-------- Data listing --------
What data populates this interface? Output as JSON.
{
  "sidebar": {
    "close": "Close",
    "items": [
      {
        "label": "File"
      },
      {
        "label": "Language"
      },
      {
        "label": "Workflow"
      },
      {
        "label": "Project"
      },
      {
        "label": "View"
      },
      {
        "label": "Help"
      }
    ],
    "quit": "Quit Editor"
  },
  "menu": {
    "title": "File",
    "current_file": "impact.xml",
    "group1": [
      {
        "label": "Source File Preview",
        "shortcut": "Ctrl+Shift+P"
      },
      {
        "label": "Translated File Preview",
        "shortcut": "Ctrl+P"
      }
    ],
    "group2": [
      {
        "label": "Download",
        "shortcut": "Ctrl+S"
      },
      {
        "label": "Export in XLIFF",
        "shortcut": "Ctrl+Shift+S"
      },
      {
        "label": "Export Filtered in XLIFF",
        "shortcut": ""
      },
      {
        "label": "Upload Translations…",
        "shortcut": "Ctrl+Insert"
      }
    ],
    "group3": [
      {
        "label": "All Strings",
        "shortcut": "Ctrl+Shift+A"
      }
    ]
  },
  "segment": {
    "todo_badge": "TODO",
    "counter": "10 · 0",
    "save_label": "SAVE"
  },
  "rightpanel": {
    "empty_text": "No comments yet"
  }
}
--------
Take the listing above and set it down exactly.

▶ [Reply to the task]:
What data populates this interface? Output as JSON.
{
  "sidebar": {
    "close": "Close",
    "items": [
      {
        "label": "File"
      },
      {
        "label": "Language"
      },
      {
        "label": "Workflow"
      },
      {
        "label": "Project"
      },
      {
        "label": "View"
      },
      {
        "label": "Help"
      }
    ],
    "quit": "Quit Editor"
  },
  "menu": {
    "title": "File",
    "current_file": "impact.xml",
    "group1": [
      {
        "label": "Source File Preview",
        "shortcut": "Ctrl+Shift+P"
      },
      {
        "label": "Translated File Preview",
        "shortcut": "Ctrl+P"
      }
    ],
    "group2": [
      {
        "label": "Download",
        "shortcut": "Ctrl+S"
      },
      {
        "label": "Export in XLIFF",
        "shortcut": "Ctrl+Shift+S"
      },
      {
        "label": "Export Filtered in XLIFF",
        "shortcut": ""
      },
      {
        "label": "Upload Translations…",
        "shortcut": "Ctrl+Insert"
      }
    ],
    "group3": [
      {
        "label": "All Strings",
        "shortcut": "Ctrl+Shift+A"
      }
    ]
  },
  "segment": {
    "todo_badge": "TODO",
    "counter": "10 · 0",
    "save_label": "SAVE"
  },
  "rightpanel": {
    "empty_text": "No comments yet"
  }
}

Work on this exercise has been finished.